Below are records to be copied exactly; their pictures are to be omitted.

##### EXERCISE MATERIAL

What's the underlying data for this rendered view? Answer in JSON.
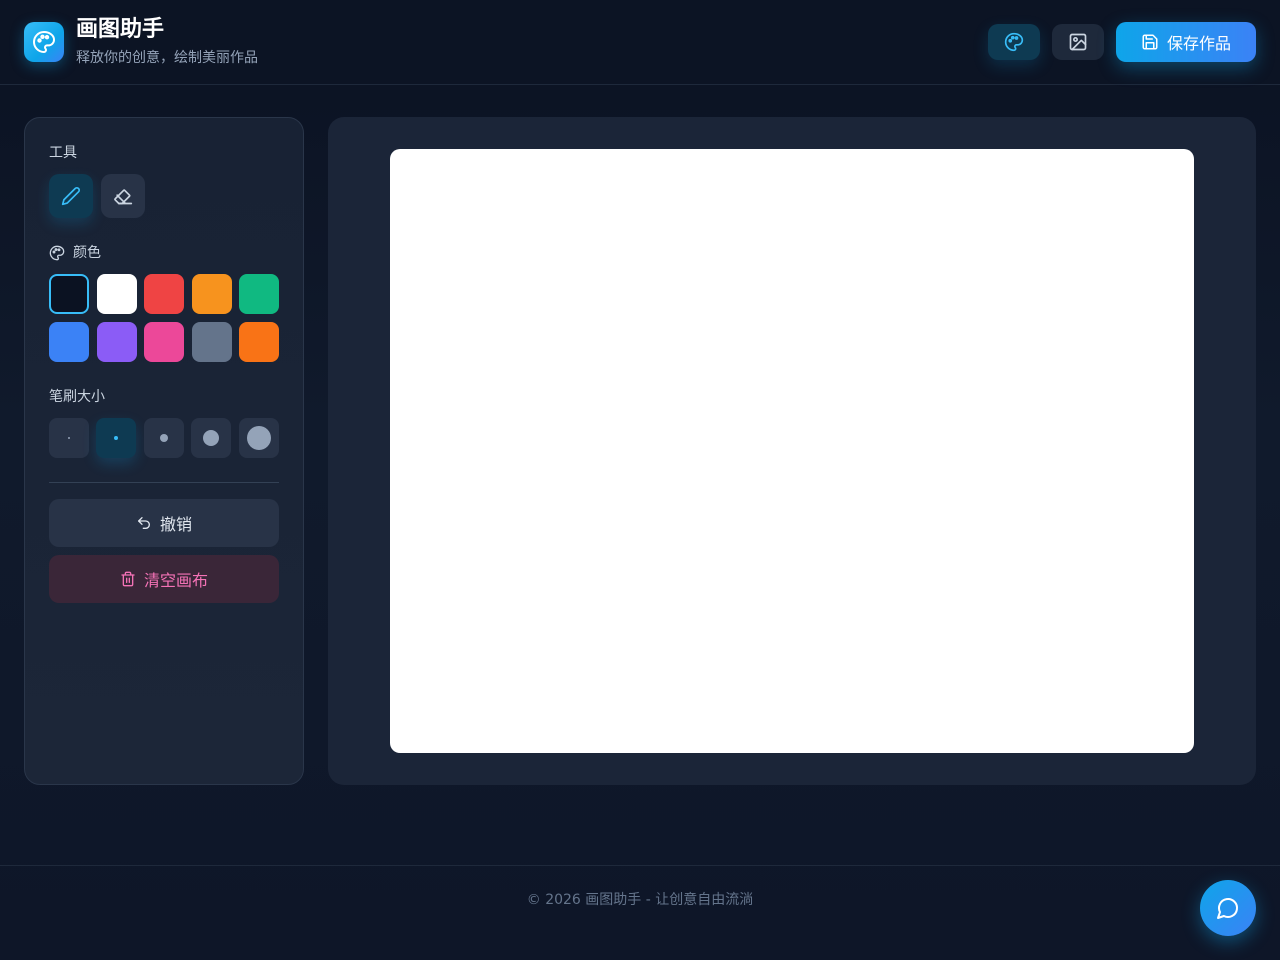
{
  "header": {
    "title": "画图助手",
    "subtitle": "释放你的创意，绘制美丽作品",
    "logo_icon": "palette-icon",
    "palette_button_icon": "palette-icon",
    "image_button_icon": "image-icon",
    "save_label": "保存作品",
    "save_icon": "save-icon",
    "accent": "#0ea5e9"
  },
  "sidebar": {
    "tools_label": "工具",
    "tools": [
      {
        "name": "pencil",
        "icon": "pencil-icon",
        "active": true
      },
      {
        "name": "eraser",
        "icon": "eraser-icon",
        "active": false
      }
    ],
    "colors_label": "颜色",
    "colors_icon": "palette-icon",
    "colors": [
      "#0b1222",
      "#ffffff",
      "#ef4444",
      "#f7931e",
      "#10b981",
      "#3b82f6",
      "#8b5cf6",
      "#ec4899",
      "#64748b",
      "#f97316"
    ],
    "selected_color": "#0b1222",
    "brush_label": "笔刷大小",
    "brush_sizes": [
      "xs",
      "s",
      "m",
      "l",
      "xl"
    ],
    "selected_brush": "s",
    "undo_label": "撤销",
    "undo_icon": "undo-icon",
    "clear_label": "清空画布",
    "clear_icon": "trash-icon",
    "clear_color": "#f472b6"
  },
  "canvas": {
    "background": "#ffffff"
  },
  "footer": {
    "text": "© 2026 画图助手 - 让创意自由流淌"
  },
  "chat": {
    "icon": "chat-bubble-icon"
  }
}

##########

§ **SOLUTION TO THIS EXERCISE**:
What's the underlying data for this rendered view? Answer in JSON.
{
  "header": {
    "title": "画图助手",
    "subtitle": "释放你的创意，绘制美丽作品",
    "logo_icon": "palette-icon",
    "palette_button_icon": "palette-icon",
    "image_button_icon": "image-icon",
    "save_label": "保存作品",
    "save_icon": "save-icon",
    "accent": "#0ea5e9"
  },
  "sidebar": {
    "tools_label": "工具",
    "tools": [
      {
        "name": "pencil",
        "icon": "pencil-icon",
        "active": true
      },
      {
        "name": "eraser",
        "icon": "eraser-icon",
        "active": false
      }
    ],
    "colors_label": "颜色",
    "colors_icon": "palette-icon",
    "colors": [
      "#0b1222",
      "#ffffff",
      "#ef4444",
      "#f7931e",
      "#10b981",
      "#3b82f6",
      "#8b5cf6",
      "#ec4899",
      "#64748b",
      "#f97316"
    ],
    "selected_color": "#0b1222",
    "brush_label": "笔刷大小",
    "brush_sizes": [
      "xs",
      "s",
      "m",
      "l",
      "xl"
    ],
    "selected_brush": "s",
    "undo_label": "撤销",
    "undo_icon": "undo-icon",
    "clear_label": "清空画布",
    "clear_icon": "trash-icon",
    "clear_color": "#f472b6"
  },
  "canvas": {
    "background": "#ffffff"
  },
  "footer": {
    "text": "© 2026 画图助手 - 让创意自由流淌"
  },
  "chat": {
    "icon": "chat-bubble-icon"
  }
}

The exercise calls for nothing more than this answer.